Turkish President Recep Tayyip Erdogan has claimed victory in a Sunday referendum on granting him sweeping new powers, saying it was won by a clear majority.
The Turkish Election Commission has yet to release its official results and the two main opposition parties are challenging the results, but according to the state-run Anadolu Agency, with more than 99 per cent of the ballots counted, "Yes" was on 51.36 per cent and "No" on 48.64 per cent.
"Today... Turkey has taken a historic decision," BBC quoted him saying in a briefing at his official Istanbul residence, the Huber Palace.
"With the people, we have realised the most important reform in our history."
Deputy Prime Minister Veysi Kaynak said the results were not what they expected. "The 'yes' votes are lower than what we expected, but still they are ahead," Xinhua news agency quoted him as saying.
But declaring victory for Edogan, Prime Minister Binali Yildirim said the Turkish nation gave its final word by voting "Yes" in the country's constitutional referendum.
Speaking at the Ankara headquarters of the ruling Justice and Development Party, or AKP, that Erdogan founded, Yildirim said: "I thank and express my gratitude to all our citizens who went to the ballot box with a high turnout, and who protected our democracy."
"We have said different things in (rally) squares; we have voiced different things to the nation but the nation gave its final world by saying 'Yes'," Anadolu agency quoted him as saying.
Saying that Turkey's new government system would be put into practice in the 2019 general elections, Yildirim said: "Our nation made its choice, and it confirmed the presidential system."
The leader of Turkey's Nationalist Movement Party (MHP) Devlet Bahceli, who supported the "Yes" campaign, said the outcome of the referendum was an "undeniably successful achievement" and should be respected.
"The Turkish people have gone to the polls with a great dignity and decided on shifting to the presidential system of their own free will.
"This is a very significant achievement and cannot be ignored or rejected," Anadolu quoted Devlet Bahceli as saying in a statement.
Bahceli said everybody "should respect and approve" the result in which Turkish citizens voted "Yes" to moving to an executive presidency.
However, Turkey's main opposition Republican People's Party (CHP) said they would challenge the results of the referendum due to claims of irregularities and demand a recount of up to 60 per cent of votes.
The main opposition party also said they will object decision of the Supreme Election Board (YSK) that it would accept unsealed ballot papers, Xinhua news agency reported.
It received many complaints that the voters were given envelopes without stamps from officials, the board said in a written statement while people were casting their votes on Sunday.
The pro-Kurdish Peoples' Democratic Party (HDP) suggested "an indication of a three-four percentage point manipulation of the vote".
The new administrative system will take effect after the elections in 2019 when Erdogan's current term ends, yet immediate changes are enabled for the President to head the AKP while serving as the President, and make high-level appointments including members of Turkey's top judicial body without the parliament's approval.
The charter change will abolish the office of the Prime Minister and hand all executive power to the President,
According to the amendments, the President is enabled to select, without the approval of parliament, as many government ministers and Vice Presidents as he likes.
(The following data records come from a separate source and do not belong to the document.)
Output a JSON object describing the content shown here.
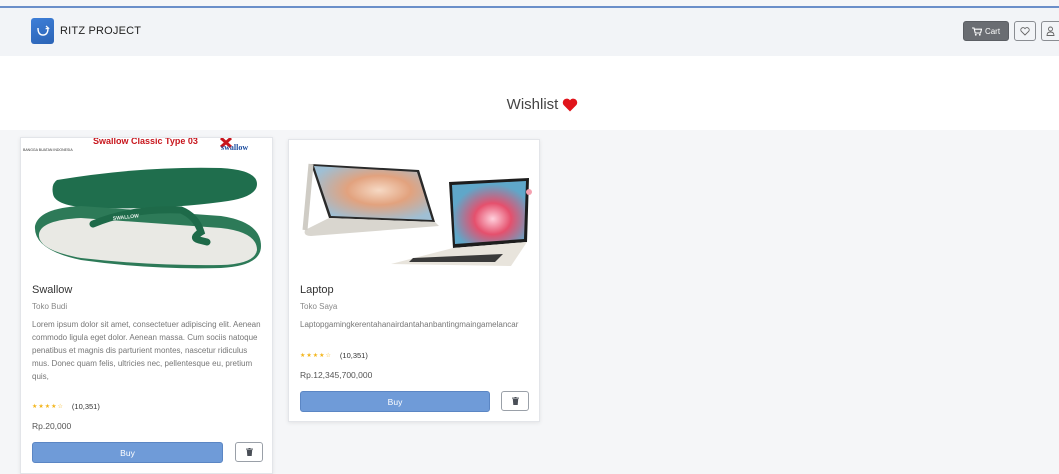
{
  "navbar": {
    "brand_name": "RITZ PROJECT",
    "cart_label": "Cart",
    "accent_color": "#6b8fc9"
  },
  "page": {
    "title": "Wishlist",
    "heart_color": "#e0141b"
  },
  "products": [
    {
      "name": "Swallow",
      "shop": "Toko Budi",
      "description": "Lorem ipsum dolor sit amet, consectetuer adipiscing elit. Aenean commodo ligula eget dolor. Aenean massa. Cum sociis natoque penatibus et magnis dis parturient montes, nascetur ridiculus mus. Donec quam felis, ultricies nec, pellentesque eu, pretium quis,",
      "stars": "★★★★☆",
      "rating_count": "(10,351)",
      "price": "Rp.20,000",
      "buy_label": "Buy",
      "image_banner_text": "Swallow Classic Type 03",
      "image_brand_text": "swallow",
      "image_strap_text": "SWALLOW",
      "image_tag_text": "BANGGA BUATAN INDONESIA"
    },
    {
      "name": "Laptop",
      "shop": "Toko Saya",
      "description": "Laptopgamingkerentahanairdantahanbantingmaingamelancar",
      "stars": "★★★★☆",
      "rating_count": "(10,351)",
      "price": "Rp.12,345,700,000",
      "buy_label": "Buy"
    }
  ]
}
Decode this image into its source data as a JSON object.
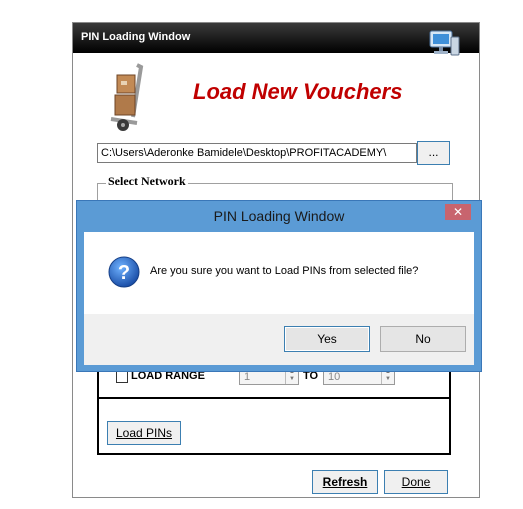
{
  "main_window": {
    "title": "PIN Loading Window",
    "heading": "Load New Vouchers",
    "file_path": "C:\\Users\\Aderonke Bamidele\\Desktop\\PROFITACADEMY\\",
    "browse_label": "...",
    "network_group_label": "Select Network",
    "range": {
      "checkbox_label": "LOAD RANGE",
      "start_value": "1",
      "to_label": "TO",
      "end_value": "10"
    },
    "load_pins_label": "Load PINs",
    "refresh_label": "Refresh",
    "done_label": "Done"
  },
  "dialog": {
    "title": "PIN Loading Window",
    "close_glyph": "✕",
    "message": "Are you sure you want to Load PINs from selected file?",
    "yes_label": "Yes",
    "no_label": "No"
  },
  "colors": {
    "heading": "#c00000",
    "dialog_frame": "#5b9bd5",
    "close_button": "#c8646e"
  },
  "icons": [
    "computer-icon",
    "hand-truck-boxes-icon",
    "question-icon"
  ]
}
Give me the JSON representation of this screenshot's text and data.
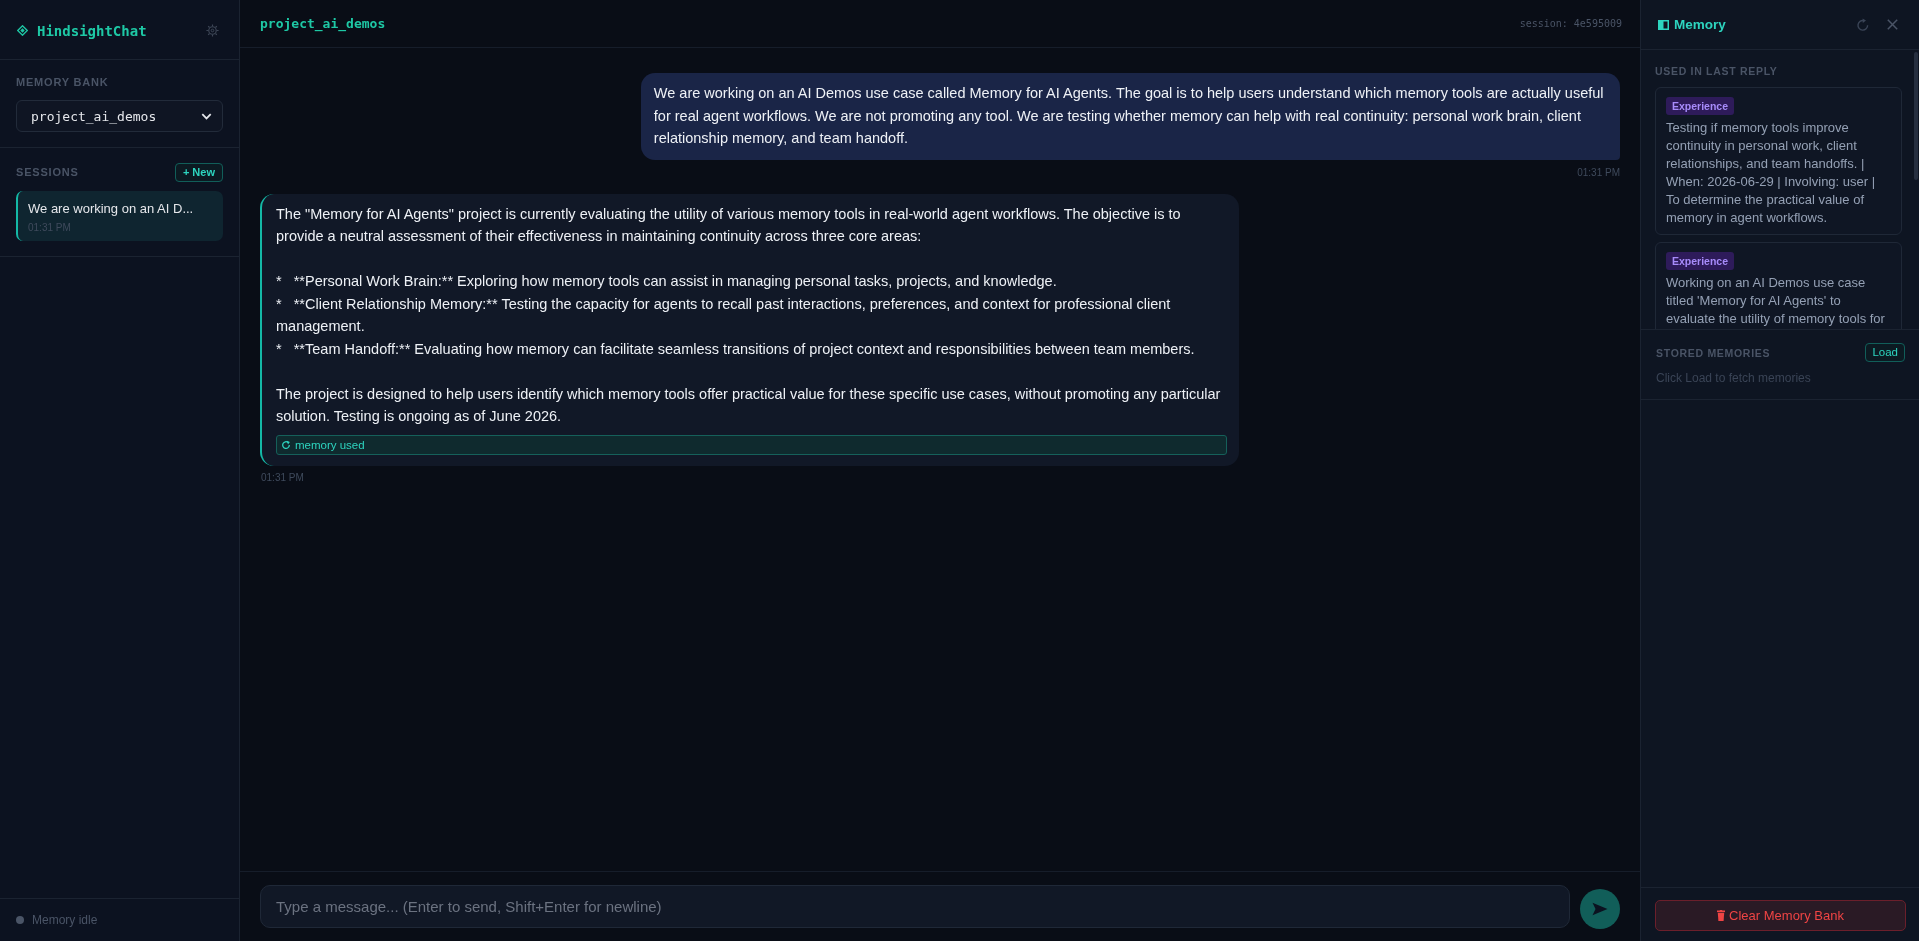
{
  "sidebar": {
    "brand": "HindsightChat",
    "memory_bank": {
      "label": "MEMORY BANK",
      "value": "project_ai_demos"
    },
    "sessions": {
      "label": "SESSIONS",
      "new_button": "+ New",
      "items": [
        {
          "title": "We are working on an AI D...",
          "time": "01:31 PM",
          "selected": true
        }
      ]
    },
    "status": {
      "text": "Memory idle",
      "active": false
    }
  },
  "chat": {
    "title": "project_ai_demos",
    "session": "session: 4e595009",
    "messages": [
      {
        "kind": "user",
        "text": "We are working on an AI Demos use case called Memory for AI Agents. The goal is to help users understand which memory tools are actually useful for real agent workflows. We are not promoting any tool. We are testing whether memory can help with real continuity: personal work brain, client relationship memory, and team handoff.",
        "time": "01:31 PM"
      },
      {
        "kind": "assistant",
        "body": [
          {
            "kind": "paragraph",
            "text": "The \"Memory for AI Agents\" project is currently evaluating the utility of various memory tools in real-world agent workflows. The objective is to provide a neutral assessment of their effectiveness in maintaining continuity across three core areas:"
          },
          {
            "kind": "bullet",
            "text": "*   **Personal Work Brain:** Exploring how memory tools can assist in managing personal tasks, projects, and knowledge."
          },
          {
            "kind": "bullet",
            "text": "*   **Client Relationship Memory:** Testing the capacity for agents to recall past interactions, preferences, and context for professional client management."
          },
          {
            "kind": "bullet",
            "text": "*   **Team Handoff:** Evaluating how memory can facilitate seamless transitions of project context and responsibilities between team members."
          },
          {
            "kind": "paragraph",
            "text": "The project is designed to help users identify which memory tools offer practical value for these specific use cases, without promoting any particular solution. Testing is ongoing as of June 2026."
          }
        ],
        "memory_button": "memory used",
        "time": "01:31 PM"
      }
    ],
    "input": {
      "placeholder": "Type a message... (Enter to send, Shift+Enter for newline)"
    }
  },
  "memory": {
    "title": "Memory",
    "used": {
      "label": "USED IN LAST REPLY",
      "items": [
        {
          "tag": "Experience",
          "text": "Testing if memory tools improve continuity in personal work, client relationships, and team handoffs. | When: 2026-06-29 | Involving: user | To determine the practical value of memory in agent workflows."
        },
        {
          "tag": "Experience",
          "text": "Working on an AI Demos use case titled 'Memory for AI Agents' to evaluate the utility of memory tools for"
        }
      ]
    },
    "stored": {
      "label": "STORED MEMORIES",
      "button": "Load",
      "empty": "Click Load to fetch memories"
    },
    "clear_button": "Clear Memory Bank"
  }
}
Parliament's oral questioning duty and authority to acquire information from the executive body will be lifted with the amendments.
The President is given the authority to annul parliament and declare an election, according to the charter change.
The charter change introduces accountability before law for the President, but makes it more difficult for the President to be referred to the Constitutional Court for trial.
The number of lawmakers at the parliament will be increased from 550 to 660 and the minimum age to be elected will be reduced to 18 from 25.
(This story has not been edited by Business Standard staff and is auto-generated from a syndicated feed.)